TASK BRIEF:
The lines to return are those below that contain the word "title".

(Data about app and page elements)
━━━━━━━━━━━━━━━━

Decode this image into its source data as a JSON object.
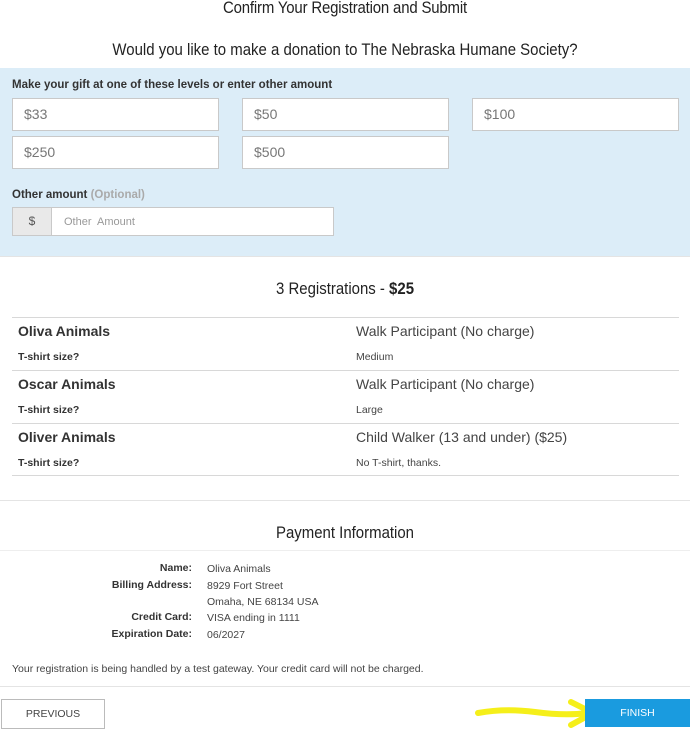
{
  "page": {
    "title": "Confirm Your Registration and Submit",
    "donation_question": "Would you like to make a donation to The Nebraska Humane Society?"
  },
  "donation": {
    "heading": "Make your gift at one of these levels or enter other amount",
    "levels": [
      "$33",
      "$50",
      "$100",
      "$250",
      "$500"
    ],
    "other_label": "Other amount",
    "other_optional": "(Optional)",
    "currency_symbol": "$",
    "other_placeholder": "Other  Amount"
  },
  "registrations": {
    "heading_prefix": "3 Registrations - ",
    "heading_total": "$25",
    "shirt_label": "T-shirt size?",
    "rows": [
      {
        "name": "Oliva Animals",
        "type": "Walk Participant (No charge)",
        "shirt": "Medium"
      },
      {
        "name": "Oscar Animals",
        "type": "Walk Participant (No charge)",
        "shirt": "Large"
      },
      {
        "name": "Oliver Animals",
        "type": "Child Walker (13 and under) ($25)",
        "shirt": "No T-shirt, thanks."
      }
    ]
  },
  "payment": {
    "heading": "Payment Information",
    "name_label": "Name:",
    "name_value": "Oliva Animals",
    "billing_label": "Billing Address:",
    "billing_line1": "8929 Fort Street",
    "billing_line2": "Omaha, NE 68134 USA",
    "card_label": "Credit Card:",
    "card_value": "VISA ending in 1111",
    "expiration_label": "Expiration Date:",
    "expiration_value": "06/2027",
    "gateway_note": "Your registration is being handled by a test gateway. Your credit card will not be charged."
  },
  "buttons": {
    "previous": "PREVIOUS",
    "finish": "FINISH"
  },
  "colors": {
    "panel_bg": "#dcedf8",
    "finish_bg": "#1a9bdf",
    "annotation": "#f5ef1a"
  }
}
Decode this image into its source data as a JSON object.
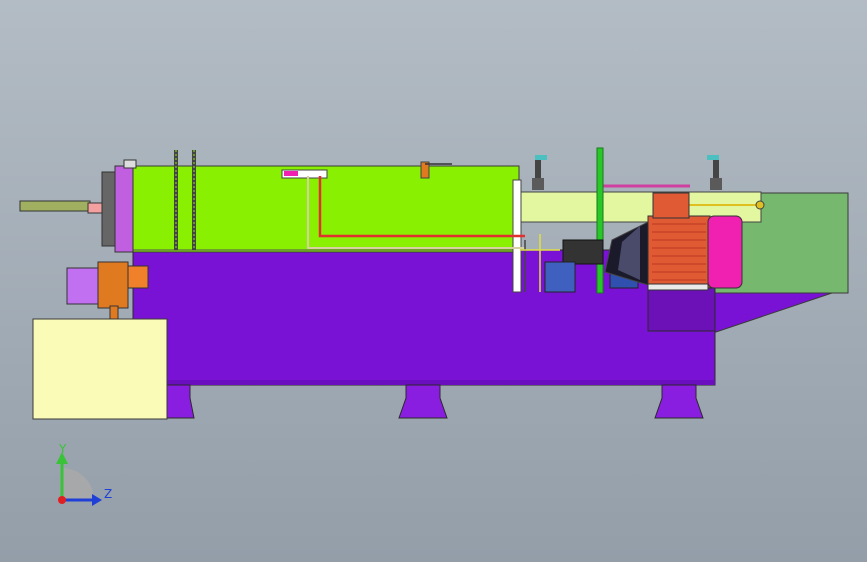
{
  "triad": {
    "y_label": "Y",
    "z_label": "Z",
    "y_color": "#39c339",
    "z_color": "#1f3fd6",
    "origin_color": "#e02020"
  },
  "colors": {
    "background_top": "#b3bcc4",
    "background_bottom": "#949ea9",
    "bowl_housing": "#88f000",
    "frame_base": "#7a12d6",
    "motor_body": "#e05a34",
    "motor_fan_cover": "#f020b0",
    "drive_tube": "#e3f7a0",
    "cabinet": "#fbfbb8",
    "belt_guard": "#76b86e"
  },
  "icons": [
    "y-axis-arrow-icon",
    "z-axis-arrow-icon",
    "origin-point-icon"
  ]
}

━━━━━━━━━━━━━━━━

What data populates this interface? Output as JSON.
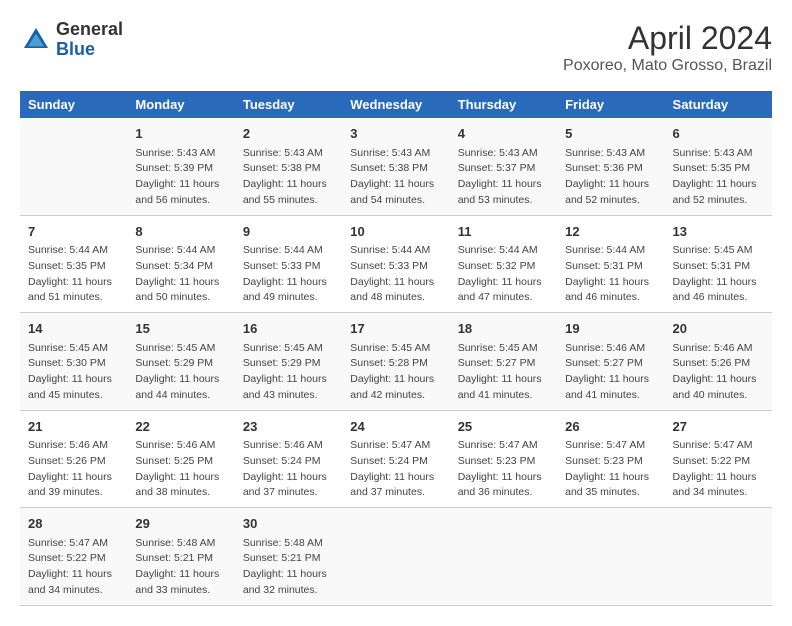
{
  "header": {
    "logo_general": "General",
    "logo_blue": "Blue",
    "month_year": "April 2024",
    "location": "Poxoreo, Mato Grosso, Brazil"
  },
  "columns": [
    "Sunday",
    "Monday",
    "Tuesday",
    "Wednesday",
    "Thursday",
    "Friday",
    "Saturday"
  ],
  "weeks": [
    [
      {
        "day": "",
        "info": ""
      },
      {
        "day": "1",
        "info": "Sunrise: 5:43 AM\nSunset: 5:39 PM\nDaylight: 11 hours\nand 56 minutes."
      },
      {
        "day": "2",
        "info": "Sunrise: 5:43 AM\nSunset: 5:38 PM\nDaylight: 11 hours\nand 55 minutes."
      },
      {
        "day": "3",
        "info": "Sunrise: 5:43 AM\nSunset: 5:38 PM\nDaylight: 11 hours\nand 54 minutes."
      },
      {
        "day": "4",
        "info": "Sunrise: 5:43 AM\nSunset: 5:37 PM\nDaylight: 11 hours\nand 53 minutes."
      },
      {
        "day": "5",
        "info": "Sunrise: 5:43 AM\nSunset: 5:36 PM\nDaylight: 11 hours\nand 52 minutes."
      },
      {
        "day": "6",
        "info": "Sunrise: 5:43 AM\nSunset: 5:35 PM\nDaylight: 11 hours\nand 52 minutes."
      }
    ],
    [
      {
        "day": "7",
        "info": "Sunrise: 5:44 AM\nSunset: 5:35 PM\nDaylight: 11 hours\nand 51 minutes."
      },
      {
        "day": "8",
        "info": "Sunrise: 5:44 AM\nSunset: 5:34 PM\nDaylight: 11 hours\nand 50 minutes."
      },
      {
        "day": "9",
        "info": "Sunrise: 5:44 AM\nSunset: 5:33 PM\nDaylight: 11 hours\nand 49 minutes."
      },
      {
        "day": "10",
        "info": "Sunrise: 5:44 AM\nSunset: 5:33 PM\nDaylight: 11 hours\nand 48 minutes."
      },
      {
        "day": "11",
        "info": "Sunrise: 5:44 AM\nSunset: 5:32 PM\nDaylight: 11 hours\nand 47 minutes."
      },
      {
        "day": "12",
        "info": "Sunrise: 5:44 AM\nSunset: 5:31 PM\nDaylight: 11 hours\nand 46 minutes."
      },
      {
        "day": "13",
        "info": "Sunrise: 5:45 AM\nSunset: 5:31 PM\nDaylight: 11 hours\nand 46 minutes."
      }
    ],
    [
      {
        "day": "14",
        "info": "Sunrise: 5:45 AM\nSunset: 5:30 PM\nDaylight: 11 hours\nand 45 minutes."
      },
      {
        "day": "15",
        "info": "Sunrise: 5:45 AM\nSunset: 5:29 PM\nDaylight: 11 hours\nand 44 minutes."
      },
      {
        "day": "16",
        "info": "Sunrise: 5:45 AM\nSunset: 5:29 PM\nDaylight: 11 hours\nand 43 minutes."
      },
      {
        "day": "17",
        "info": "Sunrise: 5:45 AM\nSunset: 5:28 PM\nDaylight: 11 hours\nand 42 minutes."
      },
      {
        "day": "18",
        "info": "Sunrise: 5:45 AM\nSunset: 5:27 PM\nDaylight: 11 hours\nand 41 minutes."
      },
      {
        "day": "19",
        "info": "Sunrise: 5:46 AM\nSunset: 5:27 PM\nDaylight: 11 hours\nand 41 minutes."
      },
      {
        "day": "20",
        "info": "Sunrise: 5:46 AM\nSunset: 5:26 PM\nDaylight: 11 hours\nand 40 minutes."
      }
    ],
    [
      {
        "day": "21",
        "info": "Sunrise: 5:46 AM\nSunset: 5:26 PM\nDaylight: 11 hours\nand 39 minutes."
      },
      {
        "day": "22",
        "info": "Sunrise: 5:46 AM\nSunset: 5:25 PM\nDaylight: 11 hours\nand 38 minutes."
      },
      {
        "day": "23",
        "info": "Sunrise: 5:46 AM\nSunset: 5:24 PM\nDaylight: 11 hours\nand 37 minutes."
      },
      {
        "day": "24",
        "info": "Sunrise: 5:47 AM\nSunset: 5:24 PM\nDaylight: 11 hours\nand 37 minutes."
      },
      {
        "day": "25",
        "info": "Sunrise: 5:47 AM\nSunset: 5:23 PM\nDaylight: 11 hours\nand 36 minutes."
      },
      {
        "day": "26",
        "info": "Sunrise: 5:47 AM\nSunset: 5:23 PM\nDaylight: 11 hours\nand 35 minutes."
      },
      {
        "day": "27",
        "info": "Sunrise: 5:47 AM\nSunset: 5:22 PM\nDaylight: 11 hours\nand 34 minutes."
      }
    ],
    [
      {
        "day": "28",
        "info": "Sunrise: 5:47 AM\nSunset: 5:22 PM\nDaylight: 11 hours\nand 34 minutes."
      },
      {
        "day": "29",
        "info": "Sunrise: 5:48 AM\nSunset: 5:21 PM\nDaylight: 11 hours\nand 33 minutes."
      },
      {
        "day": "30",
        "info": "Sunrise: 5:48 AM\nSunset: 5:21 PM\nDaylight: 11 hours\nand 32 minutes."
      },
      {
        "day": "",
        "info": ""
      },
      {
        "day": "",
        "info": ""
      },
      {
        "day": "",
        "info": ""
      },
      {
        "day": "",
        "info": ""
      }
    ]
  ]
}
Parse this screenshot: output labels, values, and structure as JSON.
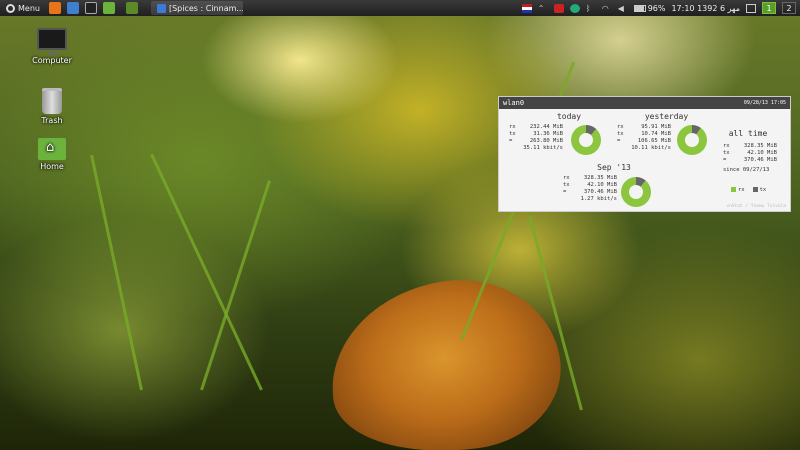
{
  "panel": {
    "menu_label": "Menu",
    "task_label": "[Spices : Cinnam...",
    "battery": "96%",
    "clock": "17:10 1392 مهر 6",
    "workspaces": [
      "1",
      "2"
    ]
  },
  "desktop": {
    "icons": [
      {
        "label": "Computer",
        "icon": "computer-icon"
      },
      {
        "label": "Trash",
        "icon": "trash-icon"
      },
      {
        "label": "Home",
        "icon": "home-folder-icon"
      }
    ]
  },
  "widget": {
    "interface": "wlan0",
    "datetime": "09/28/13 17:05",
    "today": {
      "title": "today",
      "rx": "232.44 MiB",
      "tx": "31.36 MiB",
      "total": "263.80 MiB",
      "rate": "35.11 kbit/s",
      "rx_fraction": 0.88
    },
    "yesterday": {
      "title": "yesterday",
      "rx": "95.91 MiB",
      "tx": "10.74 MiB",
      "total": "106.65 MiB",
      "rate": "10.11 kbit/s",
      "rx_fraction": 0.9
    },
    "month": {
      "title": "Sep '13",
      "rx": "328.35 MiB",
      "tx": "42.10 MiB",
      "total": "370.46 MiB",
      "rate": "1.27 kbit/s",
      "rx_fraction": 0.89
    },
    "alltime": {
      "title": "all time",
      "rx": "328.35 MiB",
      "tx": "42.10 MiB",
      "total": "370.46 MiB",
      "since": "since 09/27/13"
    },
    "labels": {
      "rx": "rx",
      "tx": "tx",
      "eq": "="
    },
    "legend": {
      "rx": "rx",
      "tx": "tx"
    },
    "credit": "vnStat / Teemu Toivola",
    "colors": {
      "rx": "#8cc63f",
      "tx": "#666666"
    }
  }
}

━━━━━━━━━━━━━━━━

OUTPUT FOR THIS TASK:
    "title": "Confirm Your Registration and Submit",
      "title": "today",
      "title": "yesterday",
      "title": "Sep '13",
      "title": "all time",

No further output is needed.